### REQUIRED ACTION
What lines of the material below hold the string "that"? Copy them out.

### LISTED ENTRIES
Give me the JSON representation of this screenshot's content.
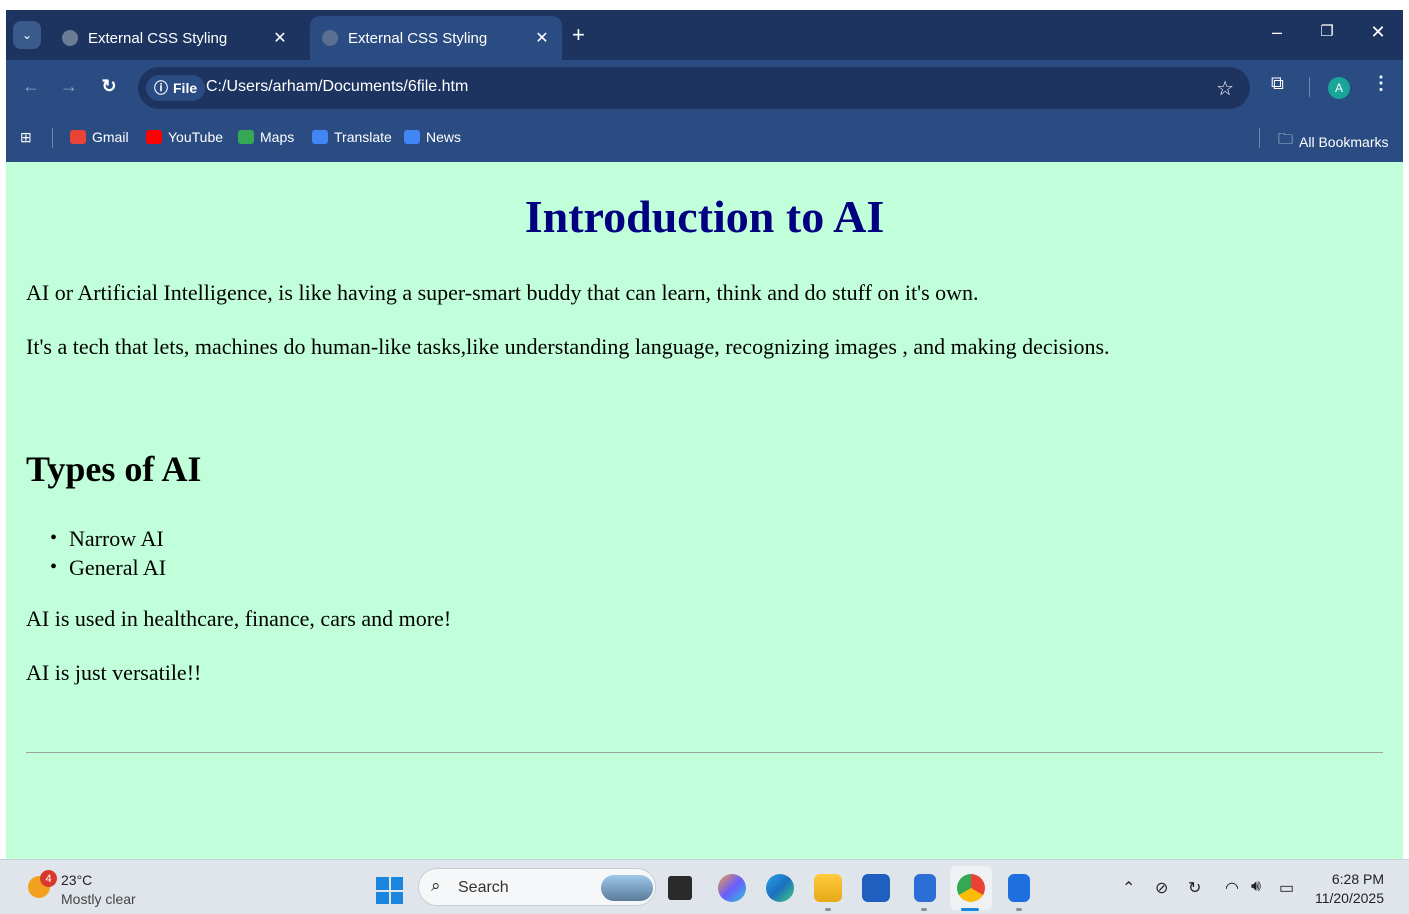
{
  "browser": {
    "tabs": [
      {
        "title": "External CSS Styling",
        "active": false
      },
      {
        "title": "External CSS Styling",
        "active": true
      }
    ],
    "url_scheme_label": "File",
    "url": "C:/Users/arham/Documents/6file.htm",
    "profile_initial": "A",
    "bookmarks": [
      {
        "label": "Gmail",
        "icon": "gmail-icon",
        "color": "#ea4335"
      },
      {
        "label": "YouTube",
        "icon": "youtube-icon",
        "color": "#ff0000"
      },
      {
        "label": "Maps",
        "icon": "maps-icon",
        "color": "#34a853"
      },
      {
        "label": "Translate",
        "icon": "translate-icon",
        "color": "#4285f4"
      },
      {
        "label": "News",
        "icon": "news-icon",
        "color": "#4285f4"
      }
    ],
    "all_bookmarks_label": "All Bookmarks"
  },
  "page": {
    "background": "#c1ffda",
    "title_color": "#000080",
    "title": "Introduction to AI",
    "intro_1": "AI or Artificial Intelligence, is like having a super-smart buddy that can learn, think and do stuff on it's own.",
    "intro_2": "It's a tech that lets, machines do human-like tasks,like understanding language, recognizing images , and making decisions.",
    "types_heading": "Types of AI",
    "types": [
      "Narrow AI",
      "General AI"
    ],
    "usage": "AI is used in healthcare, finance, cars and more!",
    "closing": "AI is just versatile!!"
  },
  "taskbar": {
    "weather_badge": "4",
    "temperature": "23°C",
    "condition": "Mostly clear",
    "search_placeholder": "Search",
    "time": "6:28 PM",
    "date": "11/20/2025"
  }
}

### SOLUTION
    "intro_1": "AI or Artificial Intelligence, is like having a super-smart buddy that can learn, think and do stuff on it's own.",
    "intro_2": "It's a tech that lets, machines do human-like tasks,like understanding language, recognizing images , and making decisions.",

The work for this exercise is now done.